● **REQUIRED WORK**:
Provide a verbatim copy of all the records below, leaving the images out.

● **EXTRACTED ENTRIES**:
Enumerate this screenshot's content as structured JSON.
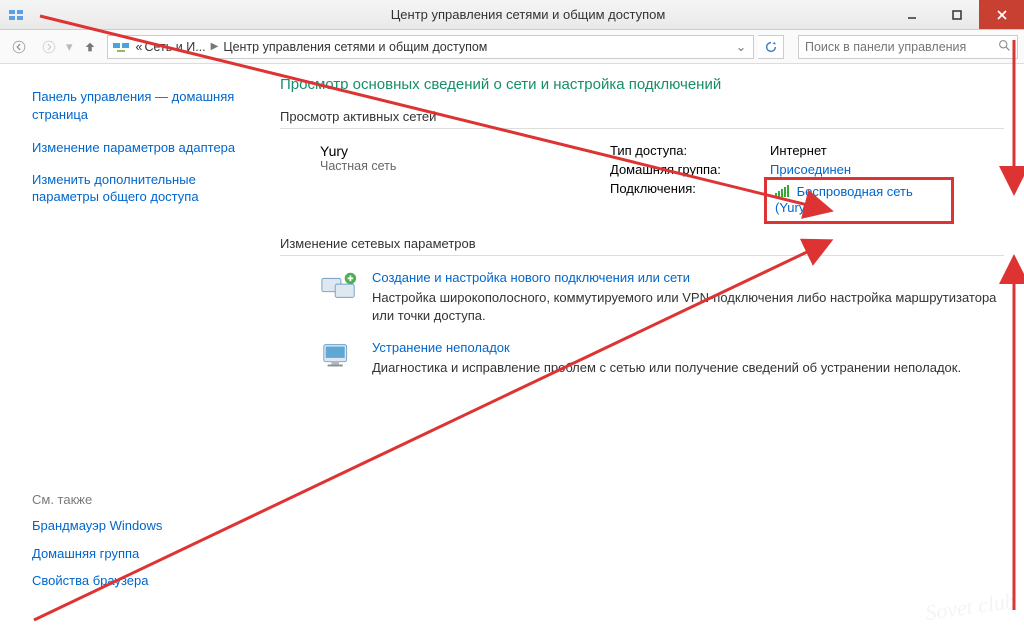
{
  "window": {
    "title": "Центр управления сетями и общим доступом"
  },
  "breadcrumb": {
    "root_prefix": "«",
    "root": "Сеть и И...",
    "current": "Центр управления сетями и общим доступом"
  },
  "search": {
    "placeholder": "Поиск в панели управления"
  },
  "sidebar": {
    "home": "Панель управления — домашняя страница",
    "links": [
      "Изменение параметров адаптера",
      "Изменить дополнительные параметры общего доступа"
    ]
  },
  "see_also": {
    "header": "См. также",
    "links": [
      "Брандмауэр Windows",
      "Домашняя группа",
      "Свойства браузера"
    ]
  },
  "main": {
    "heading": "Просмотр основных сведений о сети и настройка подключений",
    "active_title": "Просмотр активных сетей",
    "network": {
      "name": "Yury",
      "subtype": "Частная сеть",
      "rows": {
        "access_label": "Тип доступа:",
        "access_value": "Интернет",
        "group_label": "Домашняя группа:",
        "group_value": "Присоединен",
        "conn_label": "Подключения:",
        "conn_link": "Беспроводная сеть",
        "conn_paren": "(Yury)"
      }
    },
    "change_title": "Изменение сетевых параметров",
    "tasks": [
      {
        "title": "Создание и настройка нового подключения или сети",
        "desc": "Настройка широкополосного, коммутируемого или VPN-подключения либо настройка маршрутизатора или точки доступа."
      },
      {
        "title": "Устранение неполадок",
        "desc": "Диагностика и исправление проблем с сетью или получение сведений об устранении неполадок."
      }
    ]
  },
  "watermark": "Sovet club"
}
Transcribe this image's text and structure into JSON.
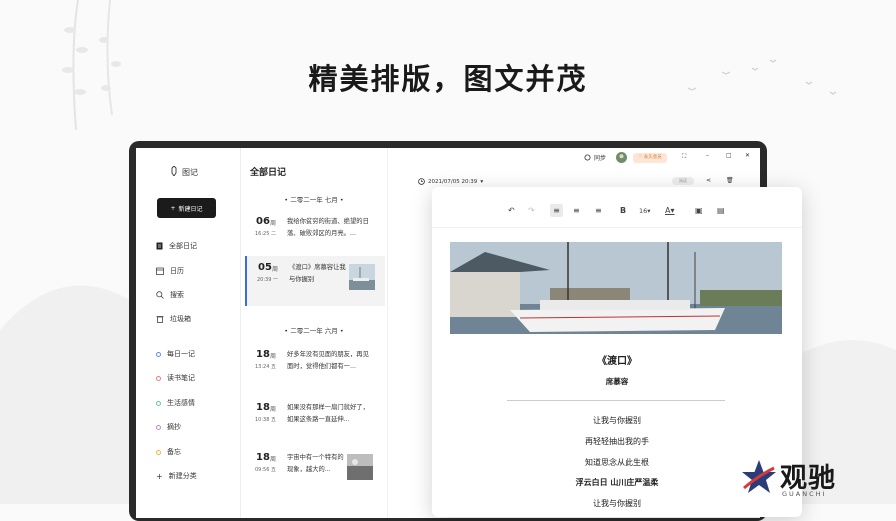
{
  "headline": "精美排版，图文并茂",
  "sidebar": {
    "app_title": "图记",
    "new_button": "新建日记",
    "nav": [
      {
        "label": "全部日记",
        "icon": "document-icon"
      },
      {
        "label": "日历",
        "icon": "calendar-icon"
      },
      {
        "label": "搜索",
        "icon": "search-icon"
      },
      {
        "label": "垃圾箱",
        "icon": "trash-icon"
      }
    ],
    "categories": [
      {
        "label": "每日一记",
        "color": "#5b8def"
      },
      {
        "label": "读书笔记",
        "color": "#ef7b7b"
      },
      {
        "label": "生活感情",
        "color": "#6cc79a"
      },
      {
        "label": "摘抄",
        "color": "#b58be0"
      },
      {
        "label": "备忘",
        "color": "#f0b24a"
      }
    ],
    "add_category": "新建分类"
  },
  "list": {
    "title": "全部日记",
    "month1": "二零二一年 七月",
    "month2": "二零二一年 六月",
    "entries": [
      {
        "day": "06",
        "weekday": "周",
        "time": "16:25 二",
        "text": "我给你贫穷的街道、绝望的日落、破败郊区的月亮。..."
      },
      {
        "day": "05",
        "weekday": "周",
        "time": "20:39 一",
        "text": "《渡口》席慕容让我与你握别"
      },
      {
        "day": "18",
        "weekday": "周",
        "time": "13:24 五",
        "text": "好多年没有见面的朋友，再见面时，觉得他们都有一..."
      },
      {
        "day": "18",
        "weekday": "周",
        "time": "10:38 五",
        "text": "如果没有那样一扇门就好了，如果这条路一直延伸..."
      },
      {
        "day": "18",
        "weekday": "周",
        "time": "09:56 五",
        "text": "宇宙中有一个特有的现象，越大的..."
      }
    ]
  },
  "editor": {
    "sync": "同步",
    "vip": "永久会员",
    "date": "2021/07/05 20:39",
    "pill": "阅读",
    "font_size": "16"
  },
  "document": {
    "title": "《渡口》",
    "author": "席慕容",
    "lines": [
      "让我与你握别",
      "再轻轻抽出我的手",
      "知道思念从此生根"
    ],
    "bold_line": "浮云白日 山川庄严温柔",
    "last_line": "让我与你握别"
  },
  "logo": {
    "cn": "观驰",
    "en": "GUANCHI"
  }
}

● **YOUR SOLUTION**:
Enumerate this screenshot's content as structured JSON.
{
  "window": {
    "title": "Центр управления сетями и общим доступом"
  },
  "breadcrumb": {
    "root_prefix": "«",
    "root": "Сеть и И...",
    "current": "Центр управления сетями и общим доступом"
  },
  "search": {
    "placeholder": "Поиск в панели управления"
  },
  "sidebar": {
    "home": "Панель управления — домашняя страница",
    "links": [
      "Изменение параметров адаптера",
      "Изменить дополнительные параметры общего доступа"
    ]
  },
  "see_also": {
    "header": "См. также",
    "links": [
      "Брандмауэр Windows",
      "Домашняя группа",
      "Свойства браузера"
    ]
  },
  "main": {
    "heading": "Просмотр основных сведений о сети и настройка подключений",
    "active_title": "Просмотр активных сетей",
    "network": {
      "name": "Yury",
      "subtype": "Частная сеть",
      "rows": {
        "access_label": "Тип доступа:",
        "access_value": "Интернет",
        "group_label": "Домашняя группа:",
        "group_value": "Присоединен",
        "conn_label": "Подключения:",
        "conn_link": "Беспроводная сеть",
        "conn_paren": "(Yury)"
      }
    },
    "change_title": "Изменение сетевых параметров",
    "tasks": [
      {
        "title": "Создание и настройка нового подключения или сети",
        "desc": "Настройка широкополосного, коммутируемого или VPN-подключения либо настройка маршрутизатора или точки доступа."
      },
      {
        "title": "Устранение неполадок",
        "desc": "Диагностика и исправление проблем с сетью или получение сведений об устранении неполадок."
      }
    ]
  },
  "watermark": "Sovet club"
}
Transcribe this image's text and structure into JSON.
{
  "headline": "精美排版，图文并茂",
  "sidebar": {
    "app_title": "图记",
    "new_button": "新建日记",
    "nav": [
      {
        "label": "全部日记",
        "icon": "document-icon"
      },
      {
        "label": "日历",
        "icon": "calendar-icon"
      },
      {
        "label": "搜索",
        "icon": "search-icon"
      },
      {
        "label": "垃圾箱",
        "icon": "trash-icon"
      }
    ],
    "categories": [
      {
        "label": "每日一记",
        "color": "#5b8def"
      },
      {
        "label": "读书笔记",
        "color": "#ef7b7b"
      },
      {
        "label": "生活感情",
        "color": "#6cc79a"
      },
      {
        "label": "摘抄",
        "color": "#b58be0"
      },
      {
        "label": "备忘",
        "color": "#f0b24a"
      }
    ],
    "add_category": "新建分类"
  },
  "list": {
    "title": "全部日记",
    "month1": "二零二一年 七月",
    "month2": "二零二一年 六月",
    "entries": [
      {
        "day": "06",
        "weekday": "周",
        "time": "16:25 二",
        "text": "我给你贫穷的街道、绝望的日落、破败郊区的月亮。..."
      },
      {
        "day": "05",
        "weekday": "周",
        "time": "20:39 一",
        "text": "《渡口》席慕容让我与你握别"
      },
      {
        "day": "18",
        "weekday": "周",
        "time": "13:24 五",
        "text": "好多年没有见面的朋友，再见面时，觉得他们都有一..."
      },
      {
        "day": "18",
        "weekday": "周",
        "time": "10:38 五",
        "text": "如果没有那样一扇门就好了，如果这条路一直延伸..."
      },
      {
        "day": "18",
        "weekday": "周",
        "time": "09:56 五",
        "text": "宇宙中有一个特有的现象，越大的..."
      }
    ]
  },
  "editor": {
    "sync": "同步",
    "vip": "永久会员",
    "date": "2021/07/05 20:39",
    "pill": "阅读",
    "font_size": "16"
  },
  "document": {
    "title": "《渡口》",
    "author": "席慕容",
    "lines": [
      "让我与你握别",
      "再轻轻抽出我的手",
      "知道思念从此生根"
    ],
    "bold_line": "浮云白日 山川庄严温柔",
    "last_line": "让我与你握别"
  },
  "logo": {
    "cn": "观驰",
    "en": "GUANCHI"
  }
}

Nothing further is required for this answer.